Restaurants Getting Personal With Mobile Payments & More Connections

January 10, 2019         By: Steven Anderson

There’s a trend in the market today known as “analytics.” For those not familiar, it basically means “businesses examine all the customer data they have to better determine what it is customers want, and give it to them.” That sounds great and all, but it means that businesses have to have that data in the first place. For restaurants, mobile payments and other systems are calling on analytics to help improve the dining experience, and that’s leaving some restaurant-goers cold.

One new release is Taste, a “dining recommendation platform” that helps people determine where a “good” place to eat actually is based on a user’s own history. The app is working right now to build a presence in Albany, New York, but plans to go much wider in the next three to six months. Essentially, customers tell Taste where they’ve eaten already, and where they’ve enjoyed eating, and the Taste platform works some of that analytics magic to tell people where else they might like a table.

The app comes with two different versions: a free and paid premium version. The biggest difference between the two is that the premium version will automatically update by examining users’ credit card statements and similar matter to spot dining-related transactions and file same accordingly.

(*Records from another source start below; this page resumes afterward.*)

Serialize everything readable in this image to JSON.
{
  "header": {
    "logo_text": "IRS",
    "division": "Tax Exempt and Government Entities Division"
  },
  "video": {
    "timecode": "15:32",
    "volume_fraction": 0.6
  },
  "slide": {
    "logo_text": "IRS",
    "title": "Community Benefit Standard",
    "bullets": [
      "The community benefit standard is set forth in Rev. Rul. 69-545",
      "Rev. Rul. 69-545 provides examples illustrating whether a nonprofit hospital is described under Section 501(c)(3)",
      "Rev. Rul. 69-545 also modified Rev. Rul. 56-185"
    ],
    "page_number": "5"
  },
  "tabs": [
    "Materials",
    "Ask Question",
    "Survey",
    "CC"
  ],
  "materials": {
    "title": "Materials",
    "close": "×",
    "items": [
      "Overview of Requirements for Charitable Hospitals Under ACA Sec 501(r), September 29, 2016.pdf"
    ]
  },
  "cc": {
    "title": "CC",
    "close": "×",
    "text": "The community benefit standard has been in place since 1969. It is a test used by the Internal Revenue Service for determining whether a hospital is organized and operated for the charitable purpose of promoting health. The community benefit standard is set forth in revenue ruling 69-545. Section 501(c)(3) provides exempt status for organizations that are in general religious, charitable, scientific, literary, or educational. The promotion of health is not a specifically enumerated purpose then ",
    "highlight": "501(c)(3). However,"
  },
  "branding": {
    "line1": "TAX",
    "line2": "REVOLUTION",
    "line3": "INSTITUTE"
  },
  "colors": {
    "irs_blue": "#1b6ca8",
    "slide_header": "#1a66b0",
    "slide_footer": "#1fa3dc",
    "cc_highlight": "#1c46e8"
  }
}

It’s also set to help bring together dining platforms; not everyone has their reservations systems available on every platform, so someone may be, for example, trying to set up a reservation on OpenTable when the restaurant only accepts Wisely reservations.

Some here are likely freaked out at the notion that an app is searching credit card data looking for any reference to a restaurant—how long before it threatens to email your wife with all those “lunch dates” you made?—but that’s the nature of analytics. Analytics requires data to work, and it needs to get that data from somewhere. Sure, we understand, on a visceral level—the app needs to know where you’ve eaten already to make suggestions about future places to eat—yet we’re all likely still concerned.

Any kind of app like Taste needs to make it clear how it’s protecting all the data it’s collecting, even as it collects said data. Doing anything less will run off more potential users than it could have picked up.